Twelve weeks of the diabetes drug metformin was associated with a decline in body weight and an improvement in the gut microbiome of HIV-positive people who did not have diabetes in a small study.

Jean-Pierre Routy, MD, a professor of medicine at McGill University in Montreal, and his colleagues enrolled 23 such individuals who had been taking antiretrovirals for at least two years.

The researchers collected blood and stool samples from the participants upon their entry into the study. They took repeat samples after the participants completed 12 weeks of metformin and again 12 weeks after they discontinued treatment.

The scientists found that the participants’ reduction in body weight was linked to higher blood levels of a protein that helps prompt a feeling of fullness. Metformin use was also associated with an increase in anti-inflammatory bacteria in the gut.

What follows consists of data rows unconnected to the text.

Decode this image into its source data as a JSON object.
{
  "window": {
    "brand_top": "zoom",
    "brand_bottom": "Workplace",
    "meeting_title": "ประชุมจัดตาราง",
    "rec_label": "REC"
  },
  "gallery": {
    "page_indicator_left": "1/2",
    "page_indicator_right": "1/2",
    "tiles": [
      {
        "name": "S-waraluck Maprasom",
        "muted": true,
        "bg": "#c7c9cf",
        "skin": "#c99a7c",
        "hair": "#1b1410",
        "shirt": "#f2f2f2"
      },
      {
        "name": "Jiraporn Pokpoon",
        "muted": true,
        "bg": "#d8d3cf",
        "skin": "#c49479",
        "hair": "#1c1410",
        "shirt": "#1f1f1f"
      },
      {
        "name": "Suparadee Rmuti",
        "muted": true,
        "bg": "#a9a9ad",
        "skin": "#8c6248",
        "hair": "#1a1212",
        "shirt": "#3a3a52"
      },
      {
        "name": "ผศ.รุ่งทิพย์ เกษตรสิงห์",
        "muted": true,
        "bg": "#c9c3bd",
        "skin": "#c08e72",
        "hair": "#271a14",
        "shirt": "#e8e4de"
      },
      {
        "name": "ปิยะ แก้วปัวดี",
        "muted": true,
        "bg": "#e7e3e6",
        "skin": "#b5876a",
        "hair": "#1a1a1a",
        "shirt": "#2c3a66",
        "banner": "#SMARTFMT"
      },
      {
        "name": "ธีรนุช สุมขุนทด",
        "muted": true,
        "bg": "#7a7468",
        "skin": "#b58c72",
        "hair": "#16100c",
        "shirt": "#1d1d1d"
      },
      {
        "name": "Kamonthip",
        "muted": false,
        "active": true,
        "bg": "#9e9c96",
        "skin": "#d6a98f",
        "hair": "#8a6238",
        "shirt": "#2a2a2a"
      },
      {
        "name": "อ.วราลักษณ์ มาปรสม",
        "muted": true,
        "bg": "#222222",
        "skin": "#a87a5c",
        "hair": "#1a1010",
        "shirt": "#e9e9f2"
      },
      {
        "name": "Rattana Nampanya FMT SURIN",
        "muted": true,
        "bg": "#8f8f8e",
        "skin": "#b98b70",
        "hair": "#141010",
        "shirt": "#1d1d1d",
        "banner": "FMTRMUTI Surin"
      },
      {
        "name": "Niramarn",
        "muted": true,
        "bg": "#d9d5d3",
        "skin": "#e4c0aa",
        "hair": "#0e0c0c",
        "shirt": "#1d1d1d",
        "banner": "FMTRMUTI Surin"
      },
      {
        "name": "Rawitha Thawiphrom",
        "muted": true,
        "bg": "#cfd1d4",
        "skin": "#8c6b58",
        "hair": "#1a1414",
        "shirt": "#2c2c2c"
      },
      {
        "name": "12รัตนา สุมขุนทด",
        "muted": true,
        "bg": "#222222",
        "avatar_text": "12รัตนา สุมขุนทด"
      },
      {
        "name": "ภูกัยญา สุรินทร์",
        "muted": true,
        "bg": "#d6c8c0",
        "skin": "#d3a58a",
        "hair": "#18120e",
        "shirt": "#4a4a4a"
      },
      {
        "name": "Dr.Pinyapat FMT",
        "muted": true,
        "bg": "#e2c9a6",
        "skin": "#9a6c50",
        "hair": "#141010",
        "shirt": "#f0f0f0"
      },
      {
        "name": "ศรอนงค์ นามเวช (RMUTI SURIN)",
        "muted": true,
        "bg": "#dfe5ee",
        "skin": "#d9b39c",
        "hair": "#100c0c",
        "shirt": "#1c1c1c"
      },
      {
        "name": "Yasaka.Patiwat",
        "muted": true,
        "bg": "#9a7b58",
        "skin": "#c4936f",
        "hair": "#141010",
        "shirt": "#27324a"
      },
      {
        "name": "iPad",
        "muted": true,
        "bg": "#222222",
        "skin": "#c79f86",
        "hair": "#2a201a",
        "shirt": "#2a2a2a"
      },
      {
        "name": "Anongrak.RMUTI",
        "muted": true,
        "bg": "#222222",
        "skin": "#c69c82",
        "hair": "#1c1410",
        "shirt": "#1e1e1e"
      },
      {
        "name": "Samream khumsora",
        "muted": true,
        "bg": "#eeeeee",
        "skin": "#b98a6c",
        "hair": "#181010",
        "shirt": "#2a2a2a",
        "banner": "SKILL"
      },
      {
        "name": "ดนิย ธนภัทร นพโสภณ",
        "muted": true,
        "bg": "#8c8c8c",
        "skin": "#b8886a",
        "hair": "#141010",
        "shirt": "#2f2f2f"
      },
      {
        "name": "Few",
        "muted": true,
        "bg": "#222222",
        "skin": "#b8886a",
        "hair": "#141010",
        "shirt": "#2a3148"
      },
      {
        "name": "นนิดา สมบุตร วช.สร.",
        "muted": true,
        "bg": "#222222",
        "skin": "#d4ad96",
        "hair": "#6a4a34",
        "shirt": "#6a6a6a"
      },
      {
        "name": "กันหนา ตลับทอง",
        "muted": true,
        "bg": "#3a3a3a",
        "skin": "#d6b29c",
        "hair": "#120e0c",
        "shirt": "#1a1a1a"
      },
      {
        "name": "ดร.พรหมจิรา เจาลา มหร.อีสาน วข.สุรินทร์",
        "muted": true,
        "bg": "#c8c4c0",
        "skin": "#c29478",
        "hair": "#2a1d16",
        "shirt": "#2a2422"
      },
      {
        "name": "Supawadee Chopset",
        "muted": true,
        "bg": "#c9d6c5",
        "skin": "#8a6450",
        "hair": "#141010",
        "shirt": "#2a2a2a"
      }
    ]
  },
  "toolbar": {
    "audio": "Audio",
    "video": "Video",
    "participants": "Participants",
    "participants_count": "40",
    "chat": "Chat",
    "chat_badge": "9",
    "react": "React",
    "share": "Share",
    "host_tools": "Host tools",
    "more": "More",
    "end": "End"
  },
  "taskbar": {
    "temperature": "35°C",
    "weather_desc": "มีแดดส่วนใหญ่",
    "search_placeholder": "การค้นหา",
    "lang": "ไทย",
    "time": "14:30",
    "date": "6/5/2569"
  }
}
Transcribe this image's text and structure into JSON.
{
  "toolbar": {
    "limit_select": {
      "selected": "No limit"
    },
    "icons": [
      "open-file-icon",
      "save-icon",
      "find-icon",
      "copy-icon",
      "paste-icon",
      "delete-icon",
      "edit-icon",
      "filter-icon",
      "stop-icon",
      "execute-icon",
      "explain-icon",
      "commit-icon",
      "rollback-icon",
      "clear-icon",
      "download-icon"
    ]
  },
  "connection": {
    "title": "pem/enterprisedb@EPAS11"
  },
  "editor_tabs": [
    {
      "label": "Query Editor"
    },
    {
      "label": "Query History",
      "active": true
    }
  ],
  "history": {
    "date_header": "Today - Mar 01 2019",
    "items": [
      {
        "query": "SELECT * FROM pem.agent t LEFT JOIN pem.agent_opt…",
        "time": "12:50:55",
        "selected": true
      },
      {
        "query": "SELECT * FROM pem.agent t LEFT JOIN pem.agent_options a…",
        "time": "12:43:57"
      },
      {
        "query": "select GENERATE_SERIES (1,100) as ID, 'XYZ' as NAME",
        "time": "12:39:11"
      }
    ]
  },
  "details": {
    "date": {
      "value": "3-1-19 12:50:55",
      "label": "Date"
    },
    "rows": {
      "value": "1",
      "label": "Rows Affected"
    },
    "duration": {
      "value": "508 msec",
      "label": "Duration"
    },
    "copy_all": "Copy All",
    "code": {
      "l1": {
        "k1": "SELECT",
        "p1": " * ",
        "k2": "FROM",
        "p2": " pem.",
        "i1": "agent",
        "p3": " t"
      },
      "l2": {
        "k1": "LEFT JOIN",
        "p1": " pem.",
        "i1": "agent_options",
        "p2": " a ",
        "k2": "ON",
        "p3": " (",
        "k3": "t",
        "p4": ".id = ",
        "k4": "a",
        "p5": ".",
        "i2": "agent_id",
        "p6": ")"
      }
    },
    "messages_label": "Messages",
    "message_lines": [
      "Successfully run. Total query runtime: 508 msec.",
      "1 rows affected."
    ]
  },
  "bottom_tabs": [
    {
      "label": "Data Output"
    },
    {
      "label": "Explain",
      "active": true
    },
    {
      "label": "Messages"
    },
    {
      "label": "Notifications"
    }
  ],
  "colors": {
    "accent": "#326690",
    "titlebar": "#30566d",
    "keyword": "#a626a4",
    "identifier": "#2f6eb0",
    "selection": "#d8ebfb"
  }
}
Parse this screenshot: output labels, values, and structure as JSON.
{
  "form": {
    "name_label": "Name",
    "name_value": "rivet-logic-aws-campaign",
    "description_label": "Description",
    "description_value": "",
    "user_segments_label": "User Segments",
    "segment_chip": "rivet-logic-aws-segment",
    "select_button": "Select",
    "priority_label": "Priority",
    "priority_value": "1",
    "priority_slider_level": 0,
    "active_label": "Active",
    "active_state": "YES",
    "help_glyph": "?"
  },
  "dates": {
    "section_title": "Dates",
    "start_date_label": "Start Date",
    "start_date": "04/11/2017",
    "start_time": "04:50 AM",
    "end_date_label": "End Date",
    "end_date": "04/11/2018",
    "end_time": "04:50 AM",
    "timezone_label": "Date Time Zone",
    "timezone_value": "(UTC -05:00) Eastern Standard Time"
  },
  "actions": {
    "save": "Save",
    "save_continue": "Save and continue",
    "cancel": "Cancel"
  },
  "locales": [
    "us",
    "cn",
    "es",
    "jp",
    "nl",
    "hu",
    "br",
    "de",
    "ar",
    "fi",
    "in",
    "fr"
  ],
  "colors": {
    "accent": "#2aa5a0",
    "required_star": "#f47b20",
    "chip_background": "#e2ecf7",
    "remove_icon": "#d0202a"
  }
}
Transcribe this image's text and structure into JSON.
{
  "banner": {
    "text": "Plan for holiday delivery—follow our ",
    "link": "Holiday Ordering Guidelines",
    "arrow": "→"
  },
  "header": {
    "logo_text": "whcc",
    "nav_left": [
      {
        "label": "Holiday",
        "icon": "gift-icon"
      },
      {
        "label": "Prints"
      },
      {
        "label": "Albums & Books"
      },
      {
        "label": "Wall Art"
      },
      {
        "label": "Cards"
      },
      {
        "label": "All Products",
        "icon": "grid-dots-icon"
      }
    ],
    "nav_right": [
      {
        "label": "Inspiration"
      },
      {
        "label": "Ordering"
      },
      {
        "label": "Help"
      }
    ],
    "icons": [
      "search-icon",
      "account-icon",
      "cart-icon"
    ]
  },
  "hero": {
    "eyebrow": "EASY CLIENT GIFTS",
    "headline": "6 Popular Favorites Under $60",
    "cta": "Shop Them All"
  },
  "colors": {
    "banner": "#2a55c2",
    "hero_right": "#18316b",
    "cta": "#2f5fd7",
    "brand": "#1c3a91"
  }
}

No serious adverse health events occurred among the participants.

“For now, we do not have enough data to recommend to prediabetic persons or overweight persons to use metformin when sugar control is normal,” Routy says.

He and his coauthors, however, concluded that their findings justify a larger placebo-controlled clinical trial of longer-term metformin treatment to determine its effects on lowering inflammation and the risk of non-AIDS-related health conditions in people on antiretroviral treatment.